§ Assigned task:
Count every line below that holds the word "image", and give the number with no other words.

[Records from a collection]
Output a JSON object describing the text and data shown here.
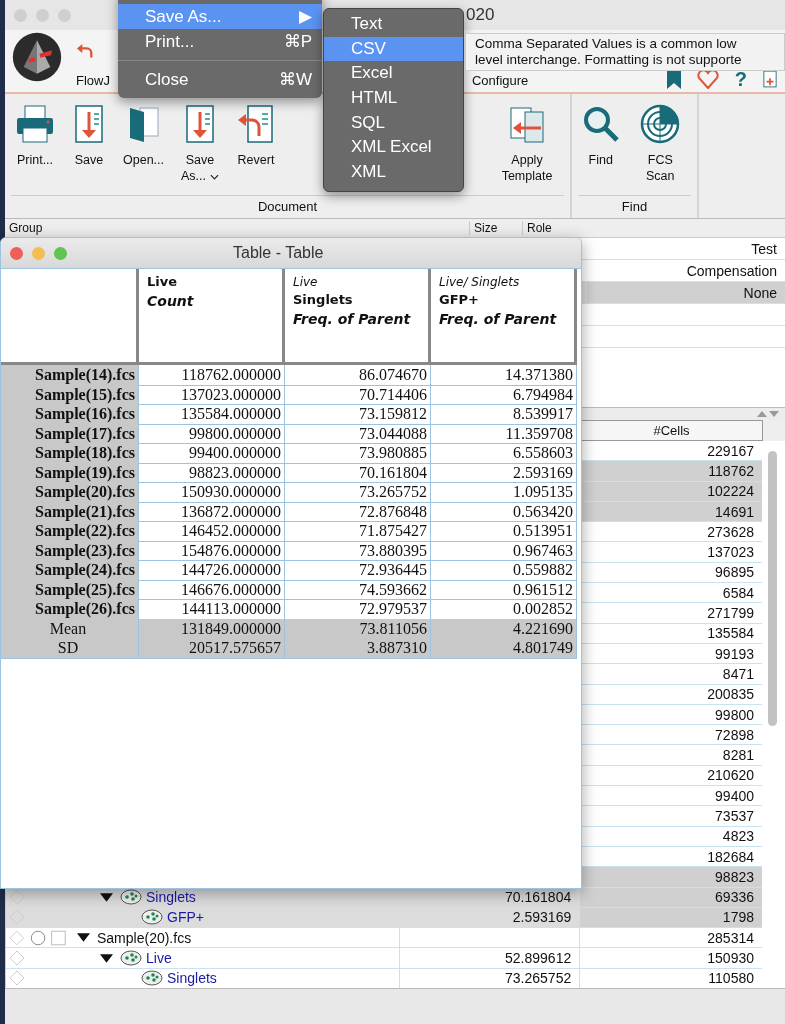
{
  "window": {
    "title": "020"
  },
  "ribbon_tabs": [
    {
      "label": "FlowJ"
    },
    {
      "label": "Configure"
    }
  ],
  "help_icon": {
    "text": "?"
  },
  "ribbon_groups": [
    {
      "label": "Document",
      "buttons": [
        {
          "kind": "print",
          "label": "Print..."
        },
        {
          "kind": "save",
          "label": "Save"
        },
        {
          "kind": "open",
          "label": "Open..."
        },
        {
          "kind": "save",
          "label": "Save As...",
          "dropdown": true
        },
        {
          "kind": "revert",
          "label": "Revert"
        },
        {
          "kind": "template",
          "label": "Apply Template"
        }
      ]
    },
    {
      "label": "Find",
      "buttons": [
        {
          "kind": "find",
          "label": "Find"
        },
        {
          "kind": "scan",
          "label": "FCS Scan"
        }
      ]
    }
  ],
  "group_table": {
    "columns": [
      "Group",
      "Size",
      "Role"
    ],
    "rows": [
      {
        "role": "Test",
        "selected": false
      },
      {
        "role": "Compensation",
        "selected": false
      },
      {
        "role": "None",
        "selected": true
      }
    ]
  },
  "samples_table": {
    "columns": [
      "#Cells"
    ],
    "rows": [
      {
        "cells": "229167",
        "selected": false
      },
      {
        "cells": "118762",
        "selected": true
      },
      {
        "cells": "102224",
        "selected": true
      },
      {
        "cells": "14691",
        "selected": true
      },
      {
        "cells": "273628",
        "selected": false
      },
      {
        "cells": "137023",
        "selected": false
      },
      {
        "cells": "96895",
        "selected": false
      },
      {
        "cells": "6584",
        "selected": false
      },
      {
        "cells": "271799",
        "selected": false
      },
      {
        "cells": "135584",
        "selected": false
      },
      {
        "cells": "99193",
        "selected": false
      },
      {
        "cells": "8471",
        "selected": false
      },
      {
        "cells": "200835",
        "selected": false
      },
      {
        "cells": "99800",
        "selected": false
      },
      {
        "cells": "72898",
        "selected": false
      },
      {
        "cells": "8281",
        "selected": false
      },
      {
        "cells": "210620",
        "selected": false
      },
      {
        "cells": "99400",
        "selected": false
      },
      {
        "cells": "73537",
        "selected": false
      },
      {
        "cells": "4823",
        "selected": false
      },
      {
        "cells": "182684",
        "selected": false
      },
      {
        "cells": "98823",
        "selected": true,
        "children": [
          {
            "kind": "gate",
            "name": "Singlets",
            "statistic": "70.161804",
            "cells": "69336",
            "selected": true,
            "expanded": true,
            "children": [
              {
                "kind": "gate",
                "name": "GFP+",
                "statistic": "2.593169",
                "cells": "1798",
                "selected": true
              }
            ]
          }
        ]
      },
      {
        "kind": "sample",
        "name": "Sample(20).fcs",
        "cells": "285314",
        "selected": false,
        "expanded": true,
        "children": [
          {
            "kind": "gate",
            "name": "Live",
            "statistic": "52.899612",
            "cells": "150930",
            "selected": false,
            "expanded": true,
            "children": [
              {
                "kind": "gate",
                "name": "Singlets",
                "statistic": "73.265752",
                "cells": "110580",
                "selected": false
              }
            ]
          }
        ]
      }
    ]
  },
  "table_window": {
    "title": "Table - Table",
    "columns": [
      {
        "lines": [
          {
            "kind": "name",
            "text": "Live"
          },
          {
            "kind": "stat",
            "text": "Count"
          }
        ]
      },
      {
        "lines": [
          {
            "kind": "path",
            "text": "Live"
          },
          {
            "kind": "name",
            "text": "Singlets"
          },
          {
            "kind": "stat",
            "text": "Freq. of Parent"
          }
        ]
      },
      {
        "lines": [
          {
            "kind": "path",
            "text": "Live/ Singlets"
          },
          {
            "kind": "name",
            "text": "GFP+"
          },
          {
            "kind": "stat",
            "text": "Freq. of Parent"
          }
        ]
      }
    ],
    "rows": [
      {
        "kind": "sample",
        "label": "Sample(14).fcs",
        "values": [
          "118762.000000",
          "86.074670",
          "14.371380"
        ]
      },
      {
        "kind": "sample",
        "label": "Sample(15).fcs",
        "values": [
          "137023.000000",
          "70.714406",
          "6.794984"
        ]
      },
      {
        "kind": "sample",
        "label": "Sample(16).fcs",
        "values": [
          "135584.000000",
          "73.159812",
          "8.539917"
        ]
      },
      {
        "kind": "sample",
        "label": "Sample(17).fcs",
        "values": [
          "99800.000000",
          "73.044088",
          "11.359708"
        ]
      },
      {
        "kind": "sample",
        "label": "Sample(18).fcs",
        "values": [
          "99400.000000",
          "73.980885",
          "6.558603"
        ]
      },
      {
        "kind": "sample",
        "label": "Sample(19).fcs",
        "values": [
          "98823.000000",
          "70.161804",
          "2.593169"
        ]
      },
      {
        "kind": "sample",
        "label": "Sample(20).fcs",
        "values": [
          "150930.000000",
          "73.265752",
          "1.095135"
        ]
      },
      {
        "kind": "sample",
        "label": "Sample(21).fcs",
        "values": [
          "136872.000000",
          "72.876848",
          "0.563420"
        ]
      },
      {
        "kind": "sample",
        "label": "Sample(22).fcs",
        "values": [
          "146452.000000",
          "71.875427",
          "0.513951"
        ]
      },
      {
        "kind": "sample",
        "label": "Sample(23).fcs",
        "values": [
          "154876.000000",
          "73.880395",
          "0.967463"
        ]
      },
      {
        "kind": "sample",
        "label": "Sample(24).fcs",
        "values": [
          "144726.000000",
          "72.936445",
          "0.559882"
        ]
      },
      {
        "kind": "sample",
        "label": "Sample(25).fcs",
        "values": [
          "146676.000000",
          "74.593662",
          "0.961512"
        ]
      },
      {
        "kind": "sample",
        "label": "Sample(26).fcs",
        "values": [
          "144113.000000",
          "72.979537",
          "0.002852"
        ]
      },
      {
        "kind": "summary",
        "label": "Mean",
        "values": [
          "131849.000000",
          "73.811056",
          "4.221690"
        ]
      },
      {
        "kind": "summary",
        "label": "SD",
        "values": [
          "20517.575657",
          "3.887310",
          "4.801749"
        ]
      }
    ]
  },
  "file_menu": {
    "items": [
      {
        "kind": "item",
        "label": "Save As...",
        "shortcut": "▶",
        "selected": true
      },
      {
        "kind": "item",
        "label": "Print...",
        "shortcut": "⌘P",
        "selected": false
      },
      {
        "kind": "separator"
      },
      {
        "kind": "item",
        "label": "Close",
        "shortcut": "⌘W",
        "selected": false
      }
    ]
  },
  "save_as_submenu": {
    "items": [
      {
        "label": "Text",
        "selected": false
      },
      {
        "label": "CSV",
        "selected": true
      },
      {
        "label": "Excel",
        "selected": false
      },
      {
        "label": "HTML",
        "selected": false
      },
      {
        "label": "SQL",
        "selected": false
      },
      {
        "label": "XML Excel",
        "selected": false
      },
      {
        "label": "XML",
        "selected": false
      }
    ]
  },
  "tooltip": {
    "text": "Comma Separated Values is a common low\nlevel interchange. Formatting is not supporte"
  }
}
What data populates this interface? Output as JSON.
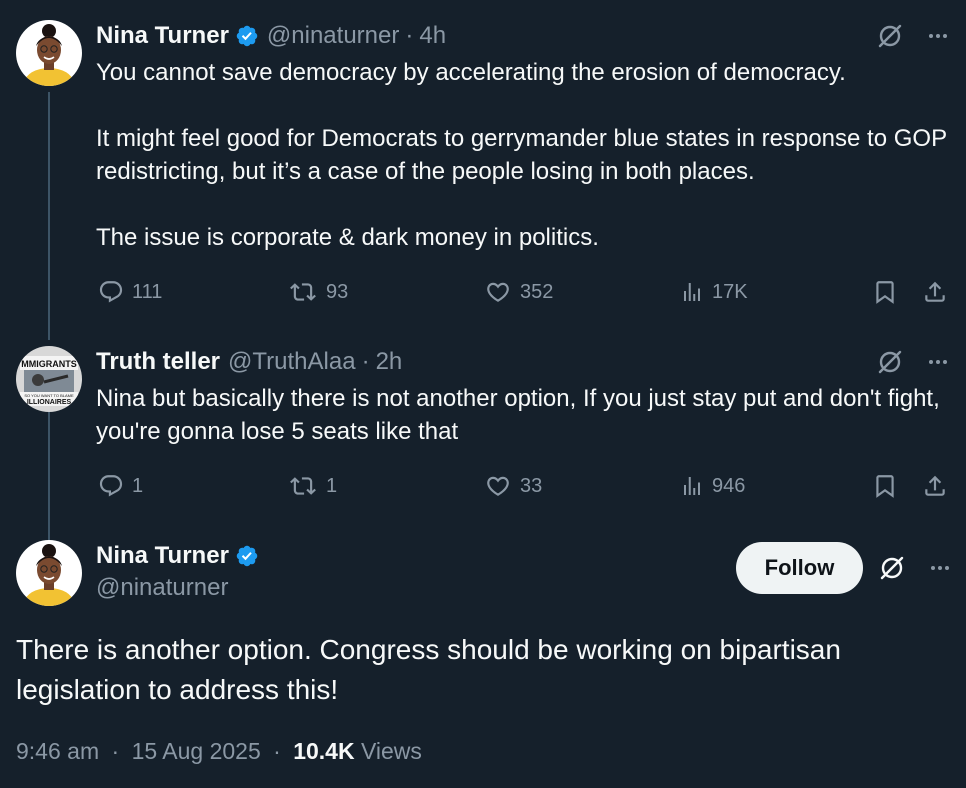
{
  "tweet1": {
    "name": "Nina Turner",
    "handle": "@ninaturner",
    "time": "4h",
    "text": "You cannot save democracy by accelerating the erosion of democracy.\n\nIt might feel good for Democrats to gerrymander blue states in response to GOP redistricting, but it’s a case of the people losing in both places.\n\nThe issue is corporate & dark money in politics.",
    "replies": "111",
    "reposts": "93",
    "likes": "352",
    "views": "17K"
  },
  "tweet2": {
    "name": "Truth teller",
    "handle": "@TruthAlaa",
    "time": "2h",
    "text": "Nina but basically there is not another option, If you just stay put and don't fight, you're gonna lose 5 seats like that",
    "replies": "1",
    "reposts": "1",
    "likes": "33",
    "views": "946",
    "avatar_sign_lines": [
      "MMIGRANTS",
      "SO YOU WANT TO BLAME",
      "ILLIONAIRES"
    ]
  },
  "main_tweet": {
    "name": "Nina Turner",
    "handle": "@ninaturner",
    "follow_label": "Follow",
    "text": "There is another option. Congress should be working on bipartisan legislation to address this!",
    "time": "9:46 am",
    "date": "15 Aug 2025",
    "views_count": "10.4K",
    "views_label": "Views"
  },
  "separator": "·",
  "colors": {
    "background": "#15202b",
    "text": "#f7f9f9",
    "muted": "#8b98a5",
    "verified": "#1d9bf0",
    "thread_line": "#3d5466"
  },
  "icons": [
    "verified-badge-icon",
    "grok-icon",
    "more-icon",
    "reply-icon",
    "repost-icon",
    "like-icon",
    "views-icon",
    "bookmark-icon",
    "share-icon"
  ]
}
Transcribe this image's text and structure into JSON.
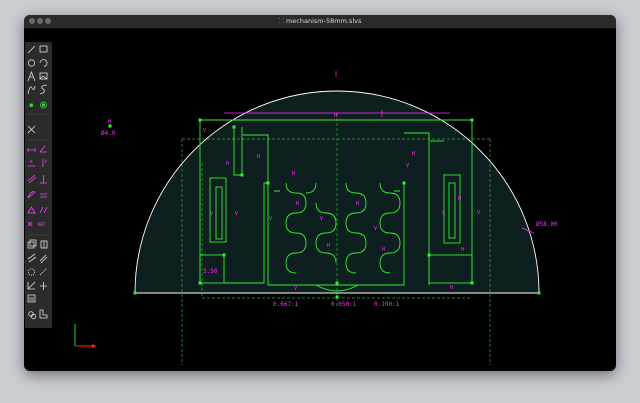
{
  "window": {
    "title": "mechanism-58mm.slvs",
    "file_icon": "sketch-file-icon"
  },
  "toolbar": {
    "tools": [
      "line-icon",
      "rectangle-icon",
      "circle-icon",
      "arc-icon",
      "text-icon",
      "image-icon",
      "spline-icon",
      "bezier-icon",
      "point-icon",
      "workplane-icon",
      "trim-icon",
      "distance-constraint-icon",
      "angle-constraint-icon",
      "horizontal-constraint-icon",
      "vertical-constraint-icon",
      "parallel-constraint-icon",
      "perpendicular-constraint-icon",
      "tangent-constraint-icon",
      "equal-constraint-icon",
      "midpoint-constraint-icon",
      "symmetric-constraint-icon",
      "extrude-icon",
      "lathe-icon",
      "revolve-icon",
      "helix-icon",
      "step-translate-icon",
      "step-rotate-icon",
      "nearest-ortho-icon",
      "nearest-iso-icon",
      "link-icon",
      "import-icon"
    ],
    "labels": {
      "ref": "REF"
    }
  },
  "sketch": {
    "dimensions": {
      "diameter_top": "Ø4.0",
      "diameter_arc": "Ø58.00",
      "small_len": "3.50",
      "ratio_left": "0.667:1",
      "ratio_mid": "0.050:1",
      "ratio_right": "0.100:1"
    },
    "constraint_labels": {
      "horizontal": "H",
      "vertical": "V"
    }
  },
  "colors": {
    "geometry": "#ffffff",
    "constraint": "#ff2bff",
    "point": "#33ee33",
    "construction": "#33aa33",
    "fill": "#0d1f1f",
    "axis_x": "#ff2222",
    "axis_y": "#22dd22"
  }
}
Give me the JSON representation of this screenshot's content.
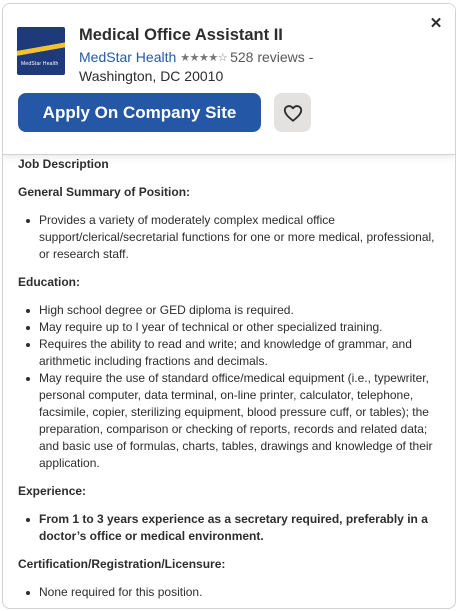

§ Answer area:
2